» **Instructions for the task**: In the entries below, spot each line with the word "ディメンション" and copy it.

» **Task material**:
-.-.-

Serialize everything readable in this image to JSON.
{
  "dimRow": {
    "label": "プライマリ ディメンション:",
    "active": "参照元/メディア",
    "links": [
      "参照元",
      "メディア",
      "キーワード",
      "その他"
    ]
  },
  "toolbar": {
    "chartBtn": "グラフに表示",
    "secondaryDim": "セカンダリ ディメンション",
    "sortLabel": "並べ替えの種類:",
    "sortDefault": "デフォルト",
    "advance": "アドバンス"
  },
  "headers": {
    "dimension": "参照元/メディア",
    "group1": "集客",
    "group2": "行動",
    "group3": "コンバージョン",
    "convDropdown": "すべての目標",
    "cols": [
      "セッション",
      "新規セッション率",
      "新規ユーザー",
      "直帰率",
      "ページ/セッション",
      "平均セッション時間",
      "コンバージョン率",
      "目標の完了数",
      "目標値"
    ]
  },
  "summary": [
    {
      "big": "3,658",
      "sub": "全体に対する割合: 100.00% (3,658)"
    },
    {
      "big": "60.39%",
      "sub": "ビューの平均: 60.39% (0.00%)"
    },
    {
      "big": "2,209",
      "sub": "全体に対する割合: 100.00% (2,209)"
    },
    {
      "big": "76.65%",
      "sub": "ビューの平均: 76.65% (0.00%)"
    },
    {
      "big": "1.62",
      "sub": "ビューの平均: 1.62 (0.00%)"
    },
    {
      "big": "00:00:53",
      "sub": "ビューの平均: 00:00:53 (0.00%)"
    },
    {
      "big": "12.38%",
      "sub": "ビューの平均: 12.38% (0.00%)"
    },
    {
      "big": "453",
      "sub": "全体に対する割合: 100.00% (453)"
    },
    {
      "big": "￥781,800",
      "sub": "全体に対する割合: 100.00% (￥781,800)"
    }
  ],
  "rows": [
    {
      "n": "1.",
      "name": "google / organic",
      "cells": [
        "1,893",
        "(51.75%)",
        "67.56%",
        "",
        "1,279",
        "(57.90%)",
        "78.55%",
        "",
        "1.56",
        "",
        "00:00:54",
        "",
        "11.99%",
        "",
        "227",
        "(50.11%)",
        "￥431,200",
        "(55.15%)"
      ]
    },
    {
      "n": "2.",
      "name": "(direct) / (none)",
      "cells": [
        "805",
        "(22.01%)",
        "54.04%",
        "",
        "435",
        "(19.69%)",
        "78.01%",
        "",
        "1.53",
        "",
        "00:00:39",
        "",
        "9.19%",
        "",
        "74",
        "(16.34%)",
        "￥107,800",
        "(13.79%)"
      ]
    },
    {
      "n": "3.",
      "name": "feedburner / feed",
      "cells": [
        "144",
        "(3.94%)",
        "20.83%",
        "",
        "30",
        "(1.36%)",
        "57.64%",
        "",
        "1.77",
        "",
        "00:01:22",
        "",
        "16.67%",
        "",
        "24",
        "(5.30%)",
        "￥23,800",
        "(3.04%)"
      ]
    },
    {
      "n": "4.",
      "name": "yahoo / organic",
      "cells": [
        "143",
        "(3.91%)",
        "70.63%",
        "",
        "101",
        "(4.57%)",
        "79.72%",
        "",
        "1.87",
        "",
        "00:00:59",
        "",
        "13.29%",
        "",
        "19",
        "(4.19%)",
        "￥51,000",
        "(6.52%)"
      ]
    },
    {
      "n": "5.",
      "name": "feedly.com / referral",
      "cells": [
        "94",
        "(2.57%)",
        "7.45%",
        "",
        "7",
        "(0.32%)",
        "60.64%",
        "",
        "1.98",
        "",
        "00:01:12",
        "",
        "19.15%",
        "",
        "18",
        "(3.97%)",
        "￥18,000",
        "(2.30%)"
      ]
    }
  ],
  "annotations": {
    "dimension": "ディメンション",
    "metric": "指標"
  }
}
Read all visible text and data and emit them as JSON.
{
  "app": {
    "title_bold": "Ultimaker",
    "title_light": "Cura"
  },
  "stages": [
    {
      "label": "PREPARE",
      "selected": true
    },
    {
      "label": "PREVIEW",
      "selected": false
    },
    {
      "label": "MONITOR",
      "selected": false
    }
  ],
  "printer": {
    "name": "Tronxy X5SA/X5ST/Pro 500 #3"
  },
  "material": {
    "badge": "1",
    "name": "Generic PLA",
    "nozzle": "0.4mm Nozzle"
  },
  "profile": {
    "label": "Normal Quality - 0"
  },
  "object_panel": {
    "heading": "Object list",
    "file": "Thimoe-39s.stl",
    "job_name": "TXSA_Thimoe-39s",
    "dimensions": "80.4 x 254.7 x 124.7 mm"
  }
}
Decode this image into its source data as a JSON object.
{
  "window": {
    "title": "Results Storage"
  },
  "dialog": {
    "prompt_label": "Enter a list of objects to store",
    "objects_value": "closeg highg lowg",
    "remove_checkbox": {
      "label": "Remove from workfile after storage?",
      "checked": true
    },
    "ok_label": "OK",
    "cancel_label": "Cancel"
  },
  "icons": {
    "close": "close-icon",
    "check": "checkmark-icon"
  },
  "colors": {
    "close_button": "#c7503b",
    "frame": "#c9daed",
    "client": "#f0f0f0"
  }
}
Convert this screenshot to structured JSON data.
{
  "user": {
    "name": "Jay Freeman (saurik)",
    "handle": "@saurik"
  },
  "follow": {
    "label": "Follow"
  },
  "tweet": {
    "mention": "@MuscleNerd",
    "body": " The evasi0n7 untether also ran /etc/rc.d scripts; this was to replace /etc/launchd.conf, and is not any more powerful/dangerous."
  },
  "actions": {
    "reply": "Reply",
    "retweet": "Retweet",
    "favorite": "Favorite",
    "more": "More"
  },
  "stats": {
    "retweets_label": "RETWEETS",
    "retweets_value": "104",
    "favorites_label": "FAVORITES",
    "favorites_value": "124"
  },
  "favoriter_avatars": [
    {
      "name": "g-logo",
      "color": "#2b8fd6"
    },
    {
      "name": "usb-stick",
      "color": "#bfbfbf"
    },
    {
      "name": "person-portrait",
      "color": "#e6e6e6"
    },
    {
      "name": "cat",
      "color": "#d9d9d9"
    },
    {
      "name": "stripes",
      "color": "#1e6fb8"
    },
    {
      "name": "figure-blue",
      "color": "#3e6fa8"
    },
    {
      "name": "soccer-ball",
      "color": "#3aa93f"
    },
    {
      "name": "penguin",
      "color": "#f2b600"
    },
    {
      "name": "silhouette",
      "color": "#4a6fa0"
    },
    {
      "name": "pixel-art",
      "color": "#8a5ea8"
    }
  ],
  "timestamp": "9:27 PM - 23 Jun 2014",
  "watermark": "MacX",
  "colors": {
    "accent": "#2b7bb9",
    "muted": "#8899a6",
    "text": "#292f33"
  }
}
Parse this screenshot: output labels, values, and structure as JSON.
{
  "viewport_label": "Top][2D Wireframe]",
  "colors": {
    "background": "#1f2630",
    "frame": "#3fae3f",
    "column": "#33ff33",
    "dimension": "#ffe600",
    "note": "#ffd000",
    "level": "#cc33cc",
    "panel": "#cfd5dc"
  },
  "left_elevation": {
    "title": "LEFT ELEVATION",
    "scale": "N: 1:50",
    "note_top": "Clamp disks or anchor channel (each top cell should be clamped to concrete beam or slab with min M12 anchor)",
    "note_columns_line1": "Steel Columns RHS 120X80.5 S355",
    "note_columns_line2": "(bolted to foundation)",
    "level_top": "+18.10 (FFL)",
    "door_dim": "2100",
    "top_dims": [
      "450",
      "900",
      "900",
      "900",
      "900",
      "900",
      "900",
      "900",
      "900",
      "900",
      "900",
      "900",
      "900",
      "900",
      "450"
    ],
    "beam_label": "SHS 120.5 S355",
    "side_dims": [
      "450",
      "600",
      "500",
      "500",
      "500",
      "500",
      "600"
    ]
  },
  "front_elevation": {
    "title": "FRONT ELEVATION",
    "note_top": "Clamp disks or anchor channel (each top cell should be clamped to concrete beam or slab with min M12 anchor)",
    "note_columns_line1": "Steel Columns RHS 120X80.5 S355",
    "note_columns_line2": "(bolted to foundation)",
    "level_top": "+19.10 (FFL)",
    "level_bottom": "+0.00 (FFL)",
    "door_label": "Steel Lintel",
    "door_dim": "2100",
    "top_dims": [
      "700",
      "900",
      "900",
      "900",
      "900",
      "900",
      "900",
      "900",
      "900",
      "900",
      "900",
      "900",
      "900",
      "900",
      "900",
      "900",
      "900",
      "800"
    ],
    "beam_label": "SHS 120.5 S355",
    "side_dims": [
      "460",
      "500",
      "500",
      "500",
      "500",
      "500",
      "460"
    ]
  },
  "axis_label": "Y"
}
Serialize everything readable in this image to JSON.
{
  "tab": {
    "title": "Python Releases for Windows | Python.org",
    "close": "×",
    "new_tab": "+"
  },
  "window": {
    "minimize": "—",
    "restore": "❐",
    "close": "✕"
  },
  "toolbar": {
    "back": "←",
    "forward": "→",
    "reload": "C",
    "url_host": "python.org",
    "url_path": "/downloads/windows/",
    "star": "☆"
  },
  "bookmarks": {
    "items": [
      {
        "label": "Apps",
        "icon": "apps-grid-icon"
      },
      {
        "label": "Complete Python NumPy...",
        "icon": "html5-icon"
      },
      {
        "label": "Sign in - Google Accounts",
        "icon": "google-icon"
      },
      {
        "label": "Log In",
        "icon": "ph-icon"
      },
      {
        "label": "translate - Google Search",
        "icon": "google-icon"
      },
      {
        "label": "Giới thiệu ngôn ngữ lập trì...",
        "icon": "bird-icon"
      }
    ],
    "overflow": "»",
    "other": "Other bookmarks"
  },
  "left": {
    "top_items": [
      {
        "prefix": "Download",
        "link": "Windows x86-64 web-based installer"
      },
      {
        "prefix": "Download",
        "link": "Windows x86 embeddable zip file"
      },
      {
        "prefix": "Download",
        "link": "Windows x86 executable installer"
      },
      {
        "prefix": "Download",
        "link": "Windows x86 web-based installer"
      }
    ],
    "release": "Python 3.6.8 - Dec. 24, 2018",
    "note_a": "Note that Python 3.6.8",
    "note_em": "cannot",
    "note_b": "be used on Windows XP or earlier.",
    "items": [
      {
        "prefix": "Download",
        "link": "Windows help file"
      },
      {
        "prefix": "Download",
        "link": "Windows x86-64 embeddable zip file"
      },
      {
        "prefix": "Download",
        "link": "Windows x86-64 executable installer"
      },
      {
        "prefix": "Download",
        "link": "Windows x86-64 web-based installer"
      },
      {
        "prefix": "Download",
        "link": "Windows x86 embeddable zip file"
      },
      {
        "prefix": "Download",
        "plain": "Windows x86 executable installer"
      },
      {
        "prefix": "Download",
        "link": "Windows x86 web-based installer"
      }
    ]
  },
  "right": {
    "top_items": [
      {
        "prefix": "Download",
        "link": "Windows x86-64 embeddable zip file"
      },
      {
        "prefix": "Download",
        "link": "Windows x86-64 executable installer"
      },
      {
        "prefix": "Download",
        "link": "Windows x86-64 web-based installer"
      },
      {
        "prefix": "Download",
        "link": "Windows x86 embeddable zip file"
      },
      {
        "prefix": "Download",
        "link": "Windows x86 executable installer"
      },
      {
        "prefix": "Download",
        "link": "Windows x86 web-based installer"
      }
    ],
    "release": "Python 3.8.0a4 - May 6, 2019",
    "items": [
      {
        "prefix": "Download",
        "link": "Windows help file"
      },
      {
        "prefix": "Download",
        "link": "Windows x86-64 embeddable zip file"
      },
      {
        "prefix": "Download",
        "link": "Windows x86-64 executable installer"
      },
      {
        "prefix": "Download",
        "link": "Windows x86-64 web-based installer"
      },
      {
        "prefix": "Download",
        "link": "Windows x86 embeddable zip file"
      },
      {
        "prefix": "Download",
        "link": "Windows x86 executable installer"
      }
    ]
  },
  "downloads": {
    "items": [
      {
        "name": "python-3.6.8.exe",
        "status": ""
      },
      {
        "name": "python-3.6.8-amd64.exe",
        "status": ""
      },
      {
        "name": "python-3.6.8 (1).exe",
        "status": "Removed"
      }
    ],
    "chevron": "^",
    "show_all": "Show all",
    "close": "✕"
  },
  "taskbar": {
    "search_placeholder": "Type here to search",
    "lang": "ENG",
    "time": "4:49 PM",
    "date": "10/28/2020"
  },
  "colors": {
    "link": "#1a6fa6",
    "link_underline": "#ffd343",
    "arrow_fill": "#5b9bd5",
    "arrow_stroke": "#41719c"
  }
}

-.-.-

» **Result of this task**:
    "label": "プライマリ ディメンション:",
    "secondaryDim": "セカンダリ ディメンション",
    "dimension": "ディメンション",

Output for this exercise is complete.